Countless devices have been created to help 4.2% of Americans who are legally blind to become more independent in their daily lives. Urban environments are notoriously hard to traverse and with about 80% of the visually impaired living in urban environments, it’s no wonder that many have trouble navigating. Some solutions to this problem have been created like the probing cane, service animals and camera based obstacle avoidance systems. Though these can prevent collisions with nearby objects, they provide no feedback in the way of walking directions. The ones that do perform this task are usually audio based and read directions into the ear. They do not provide very accurate turn information, but instead provide general directions like left and right.
The device is based around an ankle band that all the components are mounted to. During operation, the device receives input from three time of flight (ToF) laser distance sensors. These detect when the user gets closer than 30 cm to an obstacle. An Arduino Pro Mini microcontroller processes the sensor data in conjunction with inertial measurement unit (IMU) data to compensate for the orientation of the foot when reading ToF distances, and to provide more accurate heading data to the Android application. This Arduino is also connected to a bluetooth module that communicates with the phone to receive navigation information. The Arduino uses these inputs to control an array of eight vibration motors that are distributed equally around the users ankle.
The Arduino Microcontroller performs all the computation that happens on the device itself. It has two major functions. It must use data from the three ToF sensors and IMU to determine when to notify the user of an obstruction and it must also send compass data for more accurate heading information. The ToF sensor data is constantly being monitored, so when the user enters within 30 cm of an object, it will notify the user. Though to prevent false readings, the device will only notify the user when the foot is relatively flat against the ground.

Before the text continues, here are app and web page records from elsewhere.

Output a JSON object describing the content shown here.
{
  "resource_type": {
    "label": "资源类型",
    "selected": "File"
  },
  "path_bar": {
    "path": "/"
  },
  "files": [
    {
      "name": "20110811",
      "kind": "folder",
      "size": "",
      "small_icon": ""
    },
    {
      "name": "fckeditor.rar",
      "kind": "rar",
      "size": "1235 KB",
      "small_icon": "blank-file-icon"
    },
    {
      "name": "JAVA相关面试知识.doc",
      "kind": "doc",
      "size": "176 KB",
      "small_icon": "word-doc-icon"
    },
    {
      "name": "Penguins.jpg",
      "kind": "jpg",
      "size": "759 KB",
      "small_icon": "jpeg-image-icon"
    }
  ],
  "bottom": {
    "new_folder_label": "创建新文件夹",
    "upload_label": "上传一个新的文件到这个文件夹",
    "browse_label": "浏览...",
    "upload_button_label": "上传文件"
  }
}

The modern smartphone provides a relatively vast array of sensors, and combines them with internet connectivity in a user-friendly package. Thus, it made sense to use such a platform to provide location data, generate walking directions, and determine the direction in which the anklet should direct the user to proceed. For this we selected the Android platform, for its open development platform and low cost compared to competitors. The application performs three main functions. Most importantly, it uses GPS and other location sources to determine the user’s current location and heading. It also utilizes the Google Maps API in order to obtain walking directions that are used to guide the user to their destination. Finally, it implements Bluetooth to communicate with the anklet. This allows it to send the direction in which the user should be directed to turn, and to receive heading data from the the IMU and magnetic compass sensor unit mounted on the anklet.
After extensive testing, we found that although there are some aspects that could be improved, the device as a whole works rather well. We tested our device by wearing the unit and testing our ability to use it’s feedback to travel along various test routes while blindfolded. The app produced navigation routes and obtained location data using the Google Maps API. An algorithm processed this data and determined the heading that the user needed to be directed to take, and this was then used to determine which motor the anklet should be directed to vibrate. The user generally experienced little difficulty determining what the intended direction of travel was. In addition, they were able to effectively navigate around obstacles using the ToF distance sensors and haptic feedback.
Although this model works as a proof-of-concept, there are still many improvements that could be made. They are outlined below by subsection of the project:
One major set of improvements that could be made to the Android application would be to improve the accessibility options. Since the use case for our device is primarily the visually impaired, in order for the device to be fully effective for such users, accessibility options would need to be improved. These would include, but would not be limited to:
- Screen reading
- Selection of destination through speech recognition
- Greater automation of pairing and setup process
Due to time constraints, the development of the app had to follow a design process that prioritized basic functionality over usability. However, making such improvements would result in a less complex and easier experience for the end user.
Another improvement that could be made would be to improve the design of the application back-end, to prevent it from crashing at random times and to improve efficiency. In relation to this, the code cleanliness, design flow, and cleanliness could generally be improved. Such changes would be relatively simple to implement given time.
After testing the device, we noticed many areas in the design where improvements could be made. The haptic feedback motors provide a relatively large location of stimulus and do not provide very granular angle amounts. This could be improved by using more advanced control algorithms for the haptic feedback motors. This would give the user a tapping sensation in a very localized area. Adding a fourth ToF distance sensor on the anklet would also improve the user experience. It would give them a full 360o of obstacle avoidance. In addition, making the device easier for the visually impaired to use would drastically improve the usability. This could be accomplished with the addition of braille text. This could aid the user in setting it up, putting it on and charging it.